> TASK TO CARRY OUT
Although the entries contain pictures, only their text goes into the copy, set down exactly.

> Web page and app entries
--- START ---

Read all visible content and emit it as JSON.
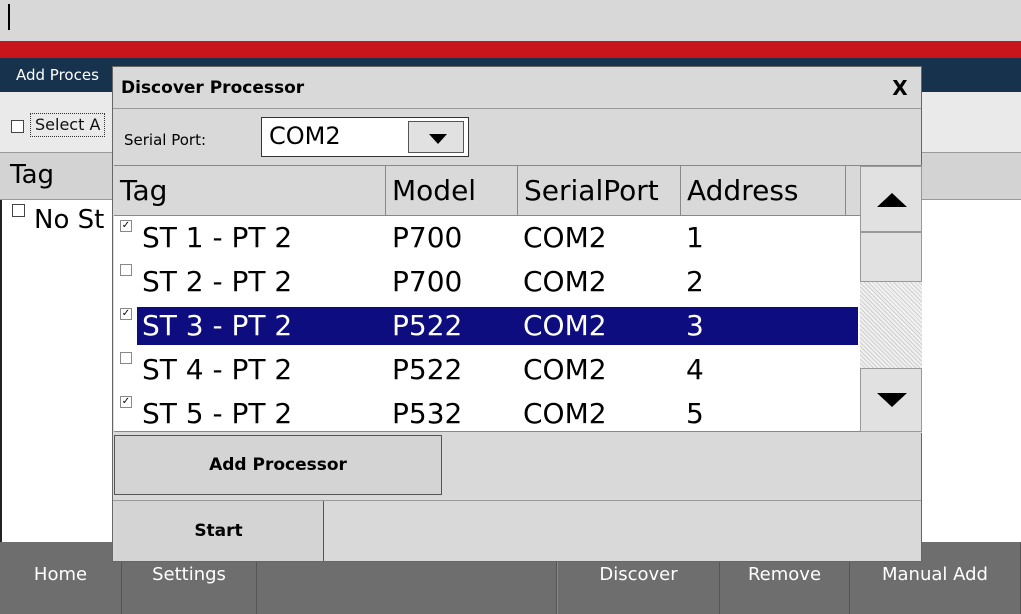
{
  "background": {
    "title": "Add Proces",
    "select_all_label": "Select A",
    "column_tag": "Tag",
    "empty_text": "No St"
  },
  "dialog": {
    "title": "Discover Processor",
    "close_label": "X",
    "serial_port_label": "Serial Port:",
    "serial_port_value": "COM2",
    "columns": [
      "Tag",
      "Model",
      "SerialPort",
      "Address"
    ],
    "rows": [
      {
        "checked": true,
        "selected": false,
        "tag": "ST 1 - PT 2",
        "model": "P700",
        "port": "COM2",
        "address": "1"
      },
      {
        "checked": false,
        "selected": false,
        "tag": "ST 2 - PT 2",
        "model": "P700",
        "port": "COM2",
        "address": "2"
      },
      {
        "checked": true,
        "selected": true,
        "tag": "ST 3 - PT 2",
        "model": "P522",
        "port": "COM2",
        "address": "3"
      },
      {
        "checked": false,
        "selected": false,
        "tag": "ST 4 - PT 2",
        "model": "P522",
        "port": "COM2",
        "address": "4"
      },
      {
        "checked": true,
        "selected": false,
        "tag": "ST 5 - PT 2",
        "model": "P532",
        "port": "COM2",
        "address": "5"
      }
    ],
    "add_processor_label": "Add Processor",
    "start_label": "Start"
  },
  "nav": {
    "home": "Home",
    "settings": "Settings",
    "discover": "Discover",
    "remove": "Remove",
    "manual_add": "Manual Add"
  },
  "colors": {
    "red_band": "#c8151b",
    "title_bar": "#16324d",
    "selection": "#0d0d80",
    "nav_bar": "#6e6e6e"
  }
}
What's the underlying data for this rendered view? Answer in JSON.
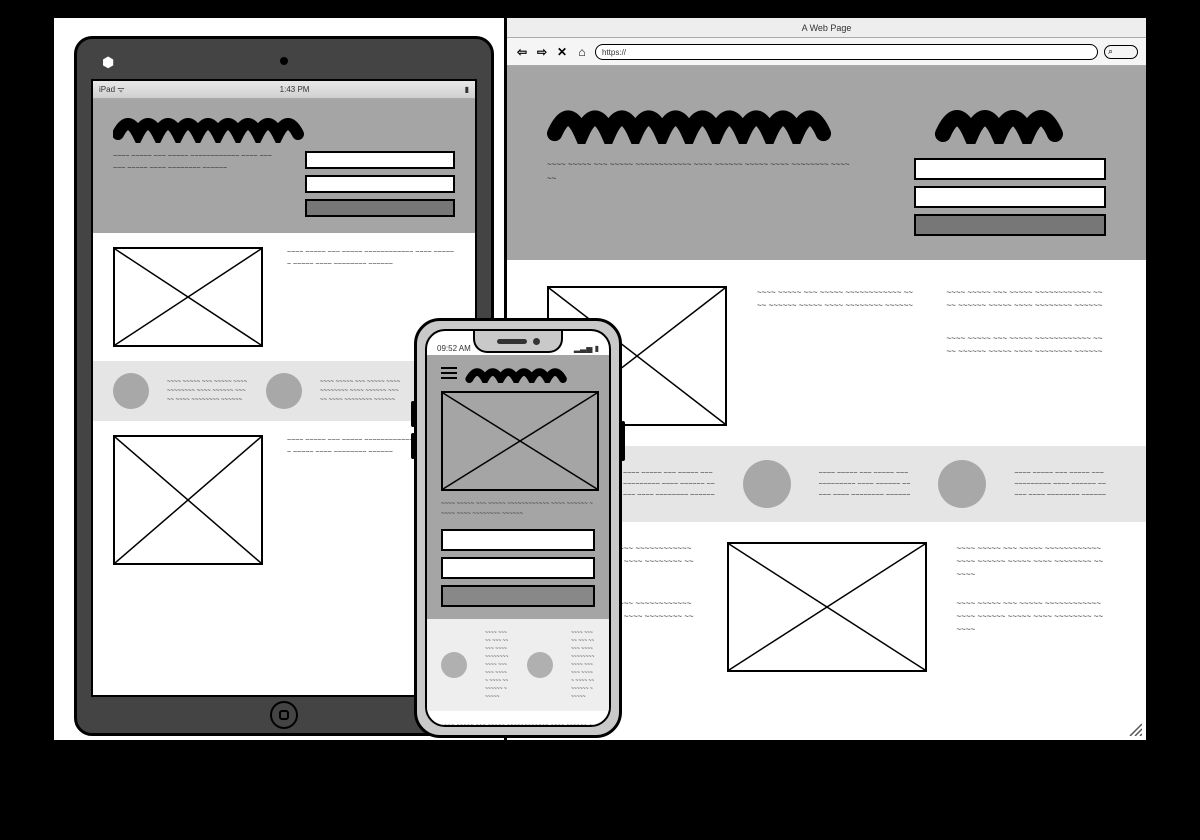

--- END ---

> ANSWER BOX
Read all visible content and emit it as JSON.
{
  "background": {
    "title": "Add Proces",
    "select_all_label": "Select A",
    "column_tag": "Tag",
    "empty_text": "No St"
  },
  "dialog": {
    "title": "Discover Processor",
    "close_label": "X",
    "serial_port_label": "Serial Port:",
    "serial_port_value": "COM2",
    "columns": [
      "Tag",
      "Model",
      "SerialPort",
      "Address"
    ],
    "rows": [
      {
        "checked": true,
        "selected": false,
        "tag": "ST 1 - PT 2",
        "model": "P700",
        "port": "COM2",
        "address": "1"
      },
      {
        "checked": false,
        "selected": false,
        "tag": "ST 2 - PT 2",
        "model": "P700",
        "port": "COM2",
        "address": "2"
      },
      {
        "checked": true,
        "selected": true,
        "tag": "ST 3 - PT 2",
        "model": "P522",
        "port": "COM2",
        "address": "3"
      },
      {
        "checked": false,
        "selected": false,
        "tag": "ST 4 - PT 2",
        "model": "P522",
        "port": "COM2",
        "address": "4"
      },
      {
        "checked": true,
        "selected": false,
        "tag": "ST 5 - PT 2",
        "model": "P532",
        "port": "COM2",
        "address": "5"
      }
    ],
    "add_processor_label": "Add Processor",
    "start_label": "Start"
  },
  "nav": {
    "home": "Home",
    "settings": "Settings",
    "discover": "Discover",
    "remove": "Remove",
    "manual_add": "Manual Add"
  },
  "colors": {
    "red_band": "#c8151b",
    "title_bar": "#16324d",
    "selection": "#0d0d80",
    "nav_bar": "#6e6e6e"
  }
}
What's the underlying data for this rendered view? Answer in JSON.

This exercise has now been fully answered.